Experimental verification of the damping effect according to the present invention has been achieved by use of the set-up shown in FIG. 4. There, asteel beam 20 measuring 66.4 cm by 2.54 cm by 0.158 cm was clamped at one end by a clamped support 22 to a table 24 in the form of a rigid heavy steel I beam embedded in cement.
The other end 25 of the beam was pinned to a dry friction support 26 shown in FIGS. 5 and 6 so as to permit axial sliding of the end 25. A smooth steel lower damper plate 28 of the dry friction support was fixed to the table. The first rigid dry sliding surface of the smooth aluminum upper damper plate 30 of the dry friction support rested upon the lower damper plate 28. A normal force was applied between the upper and lower damper plates by the weight 32 hung from the cable 34 attached to the U-shaped second rigid dry sliding surface of the bearing member 36. A support pin 38 was rotatably mounted in holes of the bearing member 36 and the end 25 of the beam was fixed to the pin 38 by the screw 40, thereby permitting rotation of the end 25 of the beam about the support pin 38, but preventing translational movement of the end 25 of the beam except by sliding between plates 28 and 30.

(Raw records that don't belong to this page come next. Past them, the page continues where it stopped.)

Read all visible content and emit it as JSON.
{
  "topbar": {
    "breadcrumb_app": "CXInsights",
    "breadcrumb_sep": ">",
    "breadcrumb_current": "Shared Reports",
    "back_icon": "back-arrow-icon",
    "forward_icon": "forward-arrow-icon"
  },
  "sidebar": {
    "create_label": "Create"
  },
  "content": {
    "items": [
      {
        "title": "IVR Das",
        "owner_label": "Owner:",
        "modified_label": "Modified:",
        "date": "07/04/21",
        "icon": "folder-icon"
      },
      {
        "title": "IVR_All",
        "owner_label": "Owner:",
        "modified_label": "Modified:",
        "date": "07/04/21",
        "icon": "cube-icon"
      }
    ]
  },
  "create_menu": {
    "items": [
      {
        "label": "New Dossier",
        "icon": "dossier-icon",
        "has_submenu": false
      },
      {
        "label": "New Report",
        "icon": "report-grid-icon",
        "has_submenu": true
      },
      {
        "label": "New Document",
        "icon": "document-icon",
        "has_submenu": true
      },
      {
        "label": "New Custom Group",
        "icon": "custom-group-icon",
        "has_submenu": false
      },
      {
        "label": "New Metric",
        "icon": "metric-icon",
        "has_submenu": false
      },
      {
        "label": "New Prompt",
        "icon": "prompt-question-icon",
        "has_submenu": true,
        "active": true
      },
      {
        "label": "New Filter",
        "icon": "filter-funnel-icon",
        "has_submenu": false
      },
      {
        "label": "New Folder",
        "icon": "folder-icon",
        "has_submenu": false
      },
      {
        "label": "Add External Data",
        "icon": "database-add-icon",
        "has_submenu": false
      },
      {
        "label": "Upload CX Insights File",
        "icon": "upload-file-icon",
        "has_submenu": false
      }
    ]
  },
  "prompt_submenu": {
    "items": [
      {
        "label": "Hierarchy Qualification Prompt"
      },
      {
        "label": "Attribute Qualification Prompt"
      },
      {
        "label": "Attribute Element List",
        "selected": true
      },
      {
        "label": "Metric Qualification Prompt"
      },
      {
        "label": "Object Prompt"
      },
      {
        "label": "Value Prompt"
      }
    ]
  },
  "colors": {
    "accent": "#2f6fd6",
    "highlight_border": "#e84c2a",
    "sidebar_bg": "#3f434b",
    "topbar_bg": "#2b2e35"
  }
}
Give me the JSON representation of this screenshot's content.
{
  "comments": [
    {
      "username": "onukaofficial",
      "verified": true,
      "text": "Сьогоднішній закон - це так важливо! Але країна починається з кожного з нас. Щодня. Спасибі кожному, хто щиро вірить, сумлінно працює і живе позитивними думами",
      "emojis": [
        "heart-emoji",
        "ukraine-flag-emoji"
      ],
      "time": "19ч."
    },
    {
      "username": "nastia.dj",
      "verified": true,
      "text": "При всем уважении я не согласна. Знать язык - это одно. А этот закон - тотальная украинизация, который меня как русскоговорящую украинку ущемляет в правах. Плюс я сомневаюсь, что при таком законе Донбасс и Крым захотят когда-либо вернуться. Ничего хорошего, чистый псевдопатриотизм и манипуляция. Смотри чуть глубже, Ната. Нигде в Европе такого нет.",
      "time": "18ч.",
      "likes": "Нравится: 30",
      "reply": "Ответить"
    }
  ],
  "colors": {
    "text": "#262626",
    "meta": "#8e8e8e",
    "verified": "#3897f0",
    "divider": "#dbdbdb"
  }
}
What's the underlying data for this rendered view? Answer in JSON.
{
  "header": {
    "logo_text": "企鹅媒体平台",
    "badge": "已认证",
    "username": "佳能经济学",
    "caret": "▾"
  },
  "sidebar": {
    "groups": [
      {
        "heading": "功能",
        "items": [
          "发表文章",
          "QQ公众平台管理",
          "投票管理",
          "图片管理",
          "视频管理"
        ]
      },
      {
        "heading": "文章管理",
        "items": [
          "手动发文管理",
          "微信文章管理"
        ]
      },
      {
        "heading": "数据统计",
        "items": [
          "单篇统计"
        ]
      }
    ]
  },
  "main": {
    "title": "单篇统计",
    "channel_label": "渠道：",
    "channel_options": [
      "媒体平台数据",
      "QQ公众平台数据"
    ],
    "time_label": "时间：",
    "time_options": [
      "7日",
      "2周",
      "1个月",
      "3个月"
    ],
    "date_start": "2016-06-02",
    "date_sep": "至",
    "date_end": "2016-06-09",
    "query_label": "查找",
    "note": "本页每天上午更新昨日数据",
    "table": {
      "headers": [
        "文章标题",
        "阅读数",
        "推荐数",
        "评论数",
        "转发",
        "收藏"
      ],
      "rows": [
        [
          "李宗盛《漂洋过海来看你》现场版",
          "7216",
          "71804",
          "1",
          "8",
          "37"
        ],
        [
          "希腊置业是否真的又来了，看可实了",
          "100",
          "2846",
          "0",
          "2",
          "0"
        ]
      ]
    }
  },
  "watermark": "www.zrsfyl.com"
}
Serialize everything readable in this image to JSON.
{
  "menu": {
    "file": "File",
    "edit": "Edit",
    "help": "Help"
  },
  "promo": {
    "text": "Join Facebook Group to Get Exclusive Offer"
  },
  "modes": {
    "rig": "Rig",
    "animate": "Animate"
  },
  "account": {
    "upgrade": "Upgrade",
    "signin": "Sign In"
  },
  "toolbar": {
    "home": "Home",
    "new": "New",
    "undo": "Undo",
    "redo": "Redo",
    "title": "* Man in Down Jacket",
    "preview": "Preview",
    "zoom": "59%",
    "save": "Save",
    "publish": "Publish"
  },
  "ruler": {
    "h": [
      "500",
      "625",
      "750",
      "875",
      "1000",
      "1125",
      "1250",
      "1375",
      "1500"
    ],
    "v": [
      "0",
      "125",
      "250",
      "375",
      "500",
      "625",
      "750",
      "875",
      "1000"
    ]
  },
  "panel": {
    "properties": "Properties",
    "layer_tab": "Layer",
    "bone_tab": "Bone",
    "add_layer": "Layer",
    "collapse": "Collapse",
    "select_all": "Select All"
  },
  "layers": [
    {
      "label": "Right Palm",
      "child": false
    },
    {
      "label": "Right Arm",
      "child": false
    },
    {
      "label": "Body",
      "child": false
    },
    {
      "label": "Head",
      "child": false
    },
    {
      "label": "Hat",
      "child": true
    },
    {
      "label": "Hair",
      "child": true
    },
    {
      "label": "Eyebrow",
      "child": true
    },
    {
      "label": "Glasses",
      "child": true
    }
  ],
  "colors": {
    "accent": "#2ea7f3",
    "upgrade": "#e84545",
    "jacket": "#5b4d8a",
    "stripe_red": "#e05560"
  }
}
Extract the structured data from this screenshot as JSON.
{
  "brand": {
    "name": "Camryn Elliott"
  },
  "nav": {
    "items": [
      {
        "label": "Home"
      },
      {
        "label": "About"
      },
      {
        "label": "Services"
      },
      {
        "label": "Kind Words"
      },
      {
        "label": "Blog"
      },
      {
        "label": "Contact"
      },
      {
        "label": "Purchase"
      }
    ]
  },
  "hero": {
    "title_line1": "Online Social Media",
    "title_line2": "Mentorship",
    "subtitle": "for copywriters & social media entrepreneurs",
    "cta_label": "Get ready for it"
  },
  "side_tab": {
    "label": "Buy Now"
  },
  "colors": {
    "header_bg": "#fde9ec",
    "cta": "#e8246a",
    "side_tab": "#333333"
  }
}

The beam was excited by a B & K electromagnetic shaker 42 mounted to a rigid support via bungees 43 and fed by a B & K random function generator 44. A 10 kHz bandwidth around the natural frequency of the beam was used. To minimize the mass and stiffness effect of the shaker 42, it was placed very close to the tightly clamped end 46 of the beam. This was achieved bydrilling a hole in the beam and bolting the flexible push rod 48 of the shaker to the beam via nuts 50 (see FIG. 7).
A force transducer 52 (B & K 8200) was placed upon the shaker push rod 48 to measure the exciting force. A displacement transducer 54 (B & K R30), of small mass, was stuck upon the beam at several positions along its length in order to measure the response of the beam to the shaking. Chargeamplifiers 56 (B & K 2635) integrated the response to return values of displacement.

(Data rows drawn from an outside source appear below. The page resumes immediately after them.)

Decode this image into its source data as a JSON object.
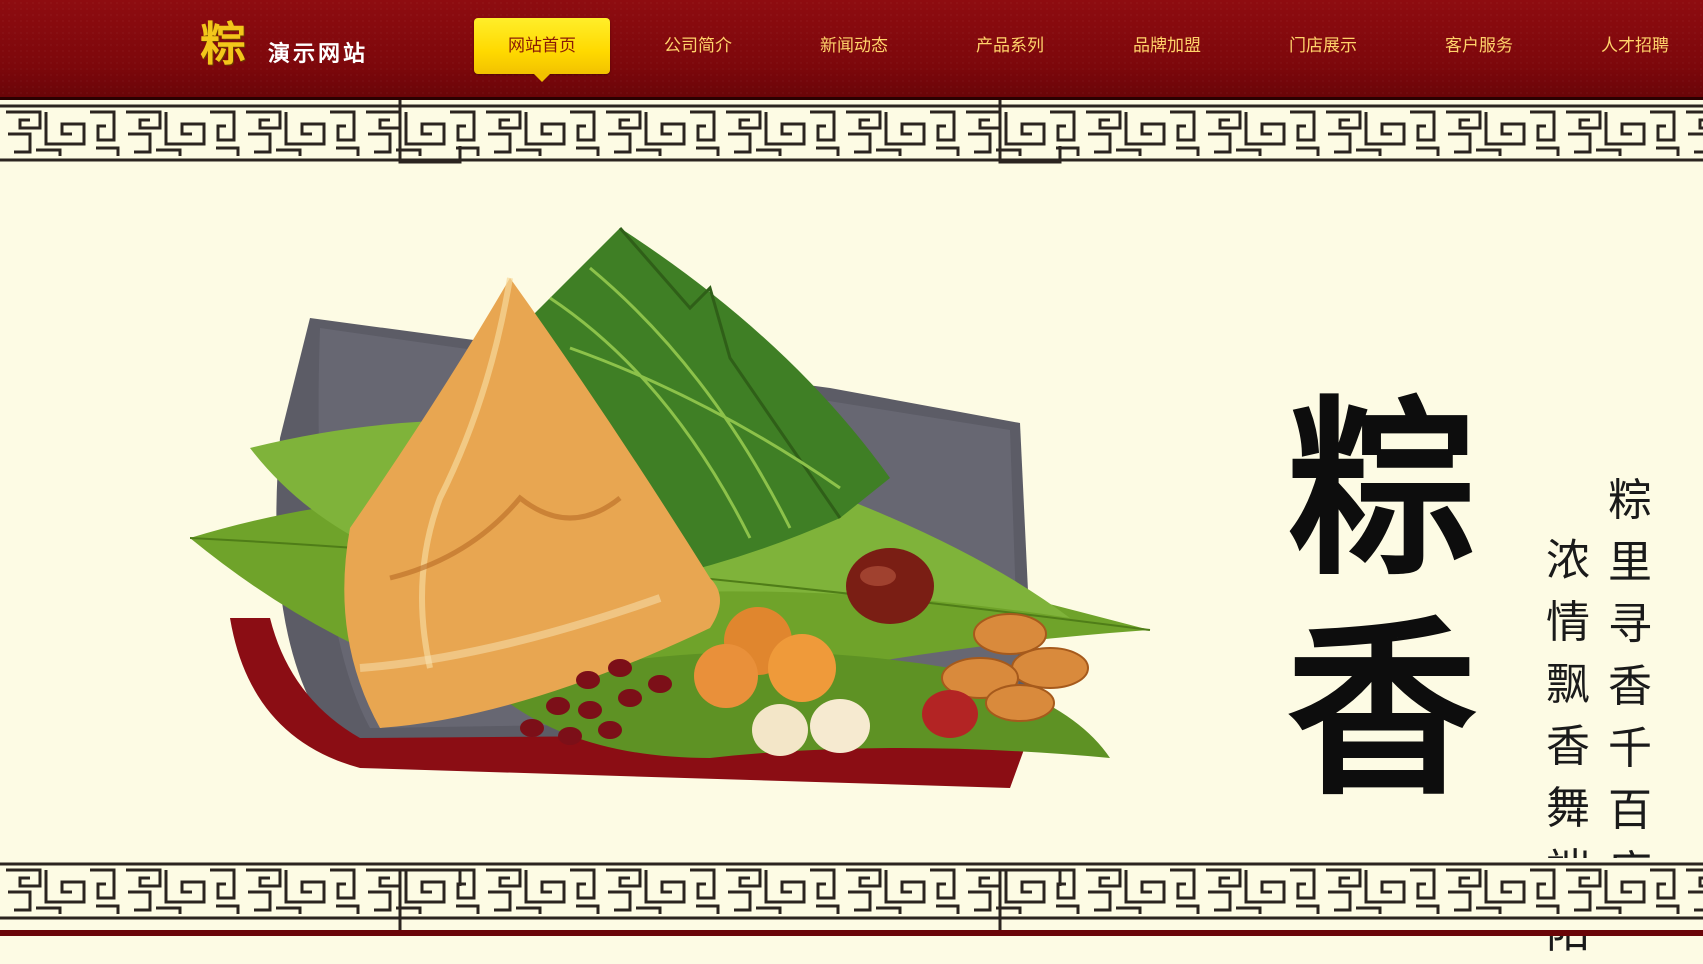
{
  "header": {
    "logo_char": "粽",
    "logo_text": "演示网站",
    "nav": [
      {
        "label": "网站首页",
        "active": true
      },
      {
        "label": "公司简介",
        "active": false
      },
      {
        "label": "新闻动态",
        "active": false
      },
      {
        "label": "产品系列",
        "active": false
      },
      {
        "label": "品牌加盟",
        "active": false
      },
      {
        "label": "门店展示",
        "active": false
      },
      {
        "label": "客户服务",
        "active": false
      },
      {
        "label": "人才招聘",
        "active": false
      }
    ]
  },
  "banner": {
    "title_chars": [
      "粽",
      "香"
    ],
    "poem_right": [
      "粽",
      "里",
      "寻",
      "香",
      "千",
      "百",
      "度"
    ],
    "poem_left": [
      "浓",
      "情",
      "飘",
      "香",
      "舞",
      "端",
      "阳"
    ]
  },
  "colors": {
    "header_red": "#7c070b",
    "nav_gold": "#ffd36b",
    "active_yellow": "#ffe000",
    "banner_cream": "#fdfbe4"
  }
}
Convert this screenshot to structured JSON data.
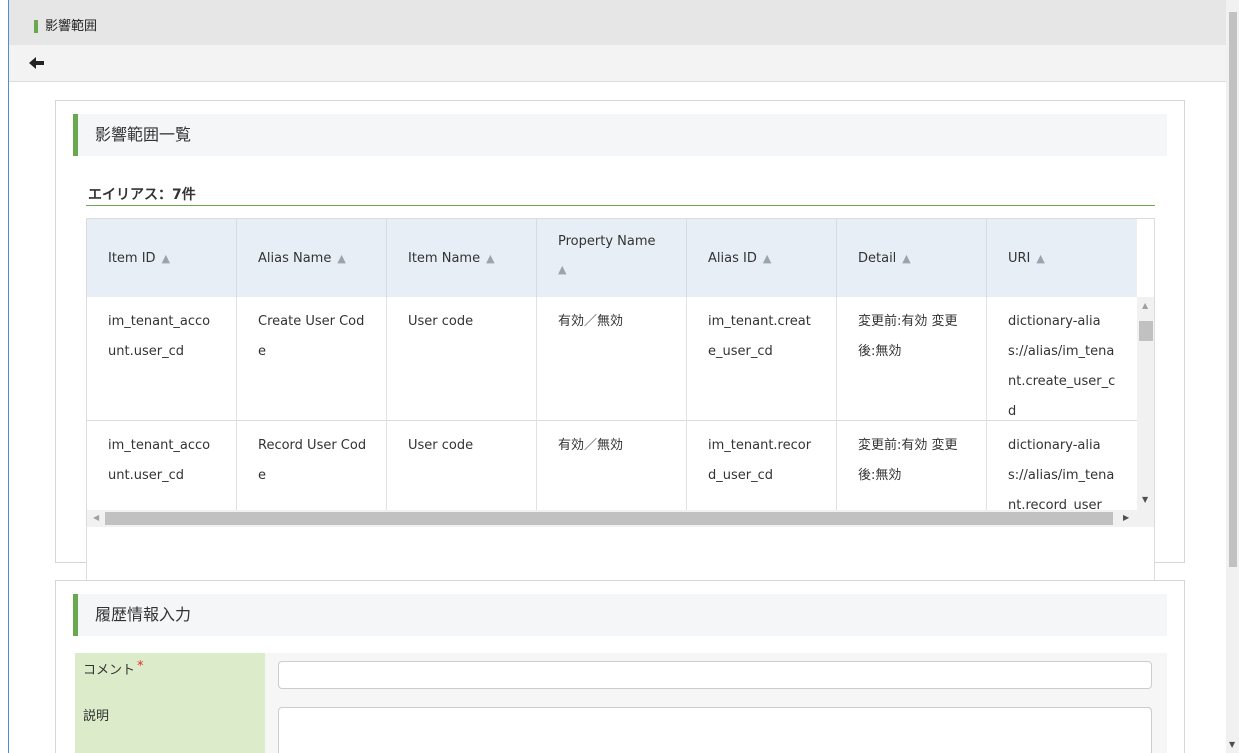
{
  "title_bar": {
    "title": "影響範囲"
  },
  "toolbar": {
    "back_icon": "arrow-left-icon"
  },
  "impact_section": {
    "heading": "影響範囲一覧",
    "count_label": "エイリアス：7件",
    "columns": [
      {
        "label": "Item ID"
      },
      {
        "label": "Alias Name"
      },
      {
        "label": "Item Name"
      },
      {
        "label": "Property Name"
      },
      {
        "label": "Alias ID"
      },
      {
        "label": "Detail"
      },
      {
        "label": "URI"
      }
    ],
    "sort_icon": "sort-icon",
    "rows": [
      {
        "item_id": "im_tenant_account.user_cd",
        "alias_name": "Create User Code",
        "item_name": "User code",
        "property_name": "有効／無効",
        "alias_id": "im_tenant.create_user_cd",
        "detail": "変更前:有効 変更後:無効",
        "uri": "dictionary-alias://alias/im_tenant.create_user_cd"
      },
      {
        "item_id": "im_tenant_account.user_cd",
        "alias_name": "Record User Code",
        "item_name": "User code",
        "property_name": "有効／無効",
        "alias_id": "im_tenant.record_user_cd",
        "detail": "変更前:有効 変更後:無効",
        "uri": "dictionary-alias://alias/im_tenant.record_user"
      }
    ]
  },
  "history_section": {
    "heading": "履歴情報入力",
    "comment_label": "コメント",
    "comment_required_mark": "*",
    "comment_value": "",
    "description_label": "説明",
    "description_value": ""
  },
  "colors": {
    "accent_green": "#6aa84f",
    "form_label_bg": "#dcebc9",
    "required_red": "#e03030",
    "table_header_bg": "#e8eef5"
  }
}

Frequency, displacement and exciting force were then continuously recorded by a Hewett Packard reel-to-reel tape deck 58. This data was transferred onto a Zonic computer (not shown) which averaged a minimum of 20 readings for the three vibrational modes at each tested point on the beam. The damper was placed at 8 different locations (AD) on the beam.
Theoretically, the modal critical damping ratio (ζn) should be derivable from equation 1 set forth below: ##EQU1##where n is vibrational mode number,
μ is coefficient of friction between the sliding plates
N is the normal force holding the sliding plates 28 and 30 together,
a is length of beam,
E is modulus of elasticity of beam,
I is moment of inertia of beam.
FIG. 8 compares theoretical damping and that found in the above experiment for various AD positions (AD being the ratio of the distance of the dry friction damping element from the clamping point to the beam length) for the first vibrational mode (n=1). A five kilogram normal force was used. In FIG. 8 theoretical damping is shown as line A with actually measured total damping shown as line B. It can be seen that there is fairly close agreement between the theoretical and experimentally achieved damping according to the invention. Total error between theory and experiment was found to be about 16%. Close agreement was also found between theoretical and experimentally determined damping in the second vibrational mode. In the third vibrational mode, experimentally determined damping was actuallyfound to be substantially higher than that predicted.
Obviously, numerous modifications and variations of the present invention are possible in light of the above teachings. It is therefore to be understood that within the scope of the appended claims, the invention maybe practiced otherwise than as specifically described herein.